DETROIT — On Wednesday United Way for Southeastern Michigan held a reception tilted "Ramadan 2012: Fight Against Hunger" at their headquarters in downtown with co-sponsorships from the Michigan Muslim Community Council, Muslims for Humanity, Zaman International, and No Kid Hungry Michigan. The reception addressed the current state of hunger in Michigan and the pro-active measures taken by the organizations to put a cap on an issue that has been steadily increasing since 2007.
|Najah Bazzy speaking on behalf of Zaman International, who donated over 1,500 baskets of food to families in need during Ramadan.|
United Way, an organization that focuses on the qualities of life within communities by strengthening education, income and basic needs launched a campaign titled "No Kid Hungry" at the beginning of the year to help children and families who were having difficulties with consistant accessibility to nutritious foods. The campaign included food drives and pledges, as well as interfaith efforts that reached out to the Muslim community.
Among those present at the event was Najah Bazzy, the Executive Director and Founder of Zaman International, a non-profit organization with a goal to provide "Hope for Humanity" for local residents who are struggling and in need of aid. According to Bazzy, this Ramadan, the organization was able to set-up food baskets for over 1,500 families. Along the way she says she noticed that people are more needy than ever.

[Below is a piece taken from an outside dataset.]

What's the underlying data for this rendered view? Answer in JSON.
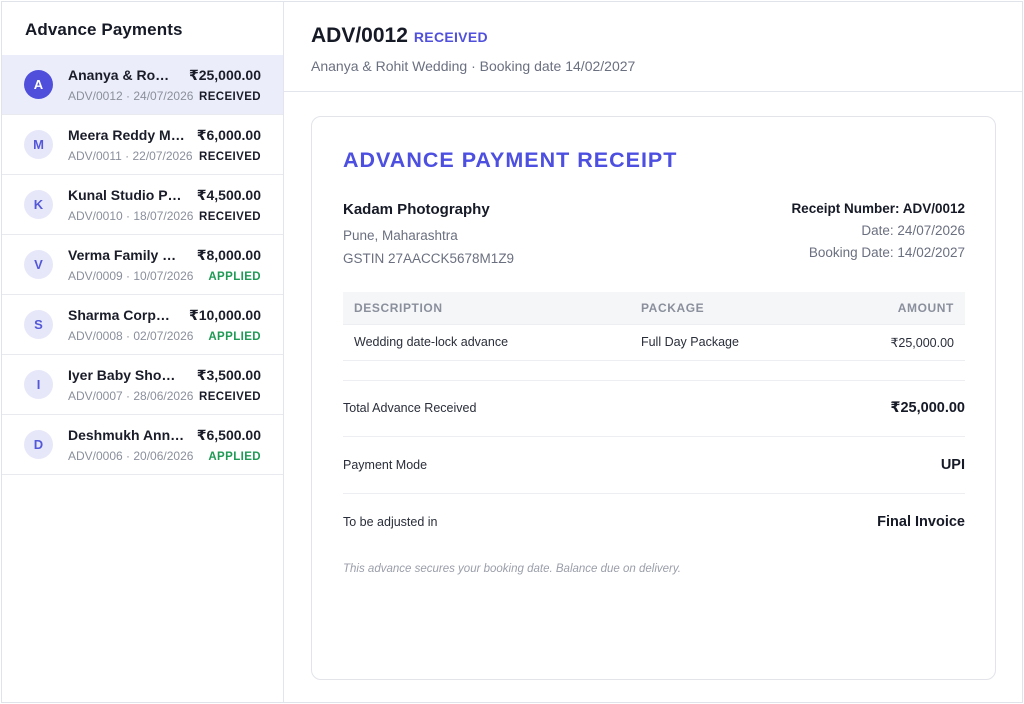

"I can tell you that refrigerators are more empty this year than ever before, if there is a refrigerator. I can tell you more cupboards are empty, if there is a home or apartment. I can tell you it's scary that we are the richest country in the world and we feed the world, yet here in Michigan we are trying to feed others," Bazzy stated.
Also speaking at the event was the CEO of United Way for Southeastern Michigan, Michael J. Brennan. Brennan says that in order to experience hunger himself, his family did an experiment for a week where they would only have $5.35 to spend on a bridge card per day. Brennan says the experiment took a toll on his family, resulting in them having to change their lifestyle during the week.
"That Starbucks cup gets thrown out the window right away. Surprisingly, an apple starts looking like an expensive item. To try to burn through $5 a day on food is a rather difficult task. I am in no way saying I have an understanding of what that's like in the long haul, but i can tell you that it made me acutely aware...it was really hard to concentrate on anything else that week," Brennan stated.
Brennan also pointed out that one of the main problems with the bridge card program is a lot people aren't able to get passed the application process because they have to fill out a form that is over 20 pages in length, making it difficult for some people who might be illiterate. He says the organization is trying to find ways to make the forms more simple for applicants to fill out
Also taking the podium was Muzammil Ahmed, the current chairperson of the Michigan Muslim Community Council. Ahmed says their organization had a goal to feed 10,000 people by the end of Ramadan when they started their food drives, but by the middle of the month they had already started surpassing those numbers due to the strong efforts made by the communities.
"There are people doing incredible things for the community without them even getting recognition. We hope this partnership with United Way will help us recognize these people and there efforts so we can be inspired by them," Ahmed stated.
Also at the event were youth members from the Muslim Community of Western Suburbs (MCWS), a mosque located in Canton. Members from the mosque decided to volunteer on their own time and were actively involved in collecting food for the drives that were organized by United Way.
"We collected somewhere around 2,000 pounds of food just from our mosque. We've also went out to Gleaners and to soup kitchens... I honestly think it's a great step that all these organizations are combining forces together, we've been able to impact a lot more people across the board," said Sabrina Ali.
United Way has set a goal by 2018 to reduce hunger by at least 50% in their target communities. Another major goal is to ensure that at least 80,000 children are able to have three free meals a day either during school hours or through child based food programs.